App and web page records
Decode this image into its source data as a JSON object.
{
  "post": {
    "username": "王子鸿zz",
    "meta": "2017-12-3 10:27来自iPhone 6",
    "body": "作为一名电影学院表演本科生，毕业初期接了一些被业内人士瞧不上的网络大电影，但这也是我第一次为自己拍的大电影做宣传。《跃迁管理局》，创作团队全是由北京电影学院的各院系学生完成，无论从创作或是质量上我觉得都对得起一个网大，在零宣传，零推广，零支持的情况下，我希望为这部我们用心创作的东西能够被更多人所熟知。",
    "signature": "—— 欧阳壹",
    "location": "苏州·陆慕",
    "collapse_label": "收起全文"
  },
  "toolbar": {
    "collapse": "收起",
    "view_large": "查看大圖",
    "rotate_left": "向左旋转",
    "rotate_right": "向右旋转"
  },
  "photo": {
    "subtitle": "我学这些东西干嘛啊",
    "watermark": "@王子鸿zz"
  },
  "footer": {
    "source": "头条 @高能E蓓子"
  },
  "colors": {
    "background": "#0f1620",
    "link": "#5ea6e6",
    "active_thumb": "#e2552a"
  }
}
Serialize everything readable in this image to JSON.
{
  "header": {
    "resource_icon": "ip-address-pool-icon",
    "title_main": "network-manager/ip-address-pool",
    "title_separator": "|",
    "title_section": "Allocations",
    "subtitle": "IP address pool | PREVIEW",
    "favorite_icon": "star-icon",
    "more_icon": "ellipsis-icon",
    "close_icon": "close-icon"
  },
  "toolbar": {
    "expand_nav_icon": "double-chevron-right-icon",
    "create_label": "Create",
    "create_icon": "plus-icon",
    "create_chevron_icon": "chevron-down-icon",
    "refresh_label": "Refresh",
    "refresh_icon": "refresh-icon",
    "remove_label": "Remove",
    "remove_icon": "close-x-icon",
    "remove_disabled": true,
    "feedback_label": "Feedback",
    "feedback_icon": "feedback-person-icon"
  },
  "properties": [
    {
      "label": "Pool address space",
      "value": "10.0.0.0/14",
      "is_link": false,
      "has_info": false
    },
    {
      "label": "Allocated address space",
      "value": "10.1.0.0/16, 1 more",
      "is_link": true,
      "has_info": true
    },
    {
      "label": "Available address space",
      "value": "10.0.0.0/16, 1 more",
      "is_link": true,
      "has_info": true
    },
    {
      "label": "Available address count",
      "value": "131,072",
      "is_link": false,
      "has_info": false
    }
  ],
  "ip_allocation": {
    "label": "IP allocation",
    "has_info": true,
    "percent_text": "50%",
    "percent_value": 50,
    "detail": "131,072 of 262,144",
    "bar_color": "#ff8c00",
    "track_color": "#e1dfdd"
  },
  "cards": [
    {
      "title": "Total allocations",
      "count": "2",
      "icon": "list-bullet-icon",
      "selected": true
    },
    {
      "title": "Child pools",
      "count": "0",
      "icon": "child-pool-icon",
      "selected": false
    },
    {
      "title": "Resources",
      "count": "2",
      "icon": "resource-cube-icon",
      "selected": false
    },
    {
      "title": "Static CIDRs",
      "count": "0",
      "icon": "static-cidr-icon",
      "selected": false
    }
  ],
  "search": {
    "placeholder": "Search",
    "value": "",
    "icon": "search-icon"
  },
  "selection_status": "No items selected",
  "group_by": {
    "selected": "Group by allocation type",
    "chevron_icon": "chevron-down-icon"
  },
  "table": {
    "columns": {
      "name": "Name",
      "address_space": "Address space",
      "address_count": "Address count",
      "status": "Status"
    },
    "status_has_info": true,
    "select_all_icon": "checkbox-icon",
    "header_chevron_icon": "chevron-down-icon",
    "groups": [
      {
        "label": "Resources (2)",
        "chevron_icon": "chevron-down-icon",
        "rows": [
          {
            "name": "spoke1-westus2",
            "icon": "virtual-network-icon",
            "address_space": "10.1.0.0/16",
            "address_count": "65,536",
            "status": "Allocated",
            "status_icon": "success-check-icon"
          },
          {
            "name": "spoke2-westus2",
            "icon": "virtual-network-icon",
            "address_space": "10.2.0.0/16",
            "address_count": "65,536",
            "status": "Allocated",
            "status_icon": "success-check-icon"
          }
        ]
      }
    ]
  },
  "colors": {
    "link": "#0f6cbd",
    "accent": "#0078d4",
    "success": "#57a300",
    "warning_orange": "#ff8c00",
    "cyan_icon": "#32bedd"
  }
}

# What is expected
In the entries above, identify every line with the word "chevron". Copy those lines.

# Exercise output
    "expand_nav_icon": "double-chevron-right-icon",
    "create_chevron_icon": "chevron-down-icon",
    "chevron_icon": "chevron-down-icon"
    "header_chevron_icon": "chevron-down-icon",
        "chevron_icon": "chevron-down-icon",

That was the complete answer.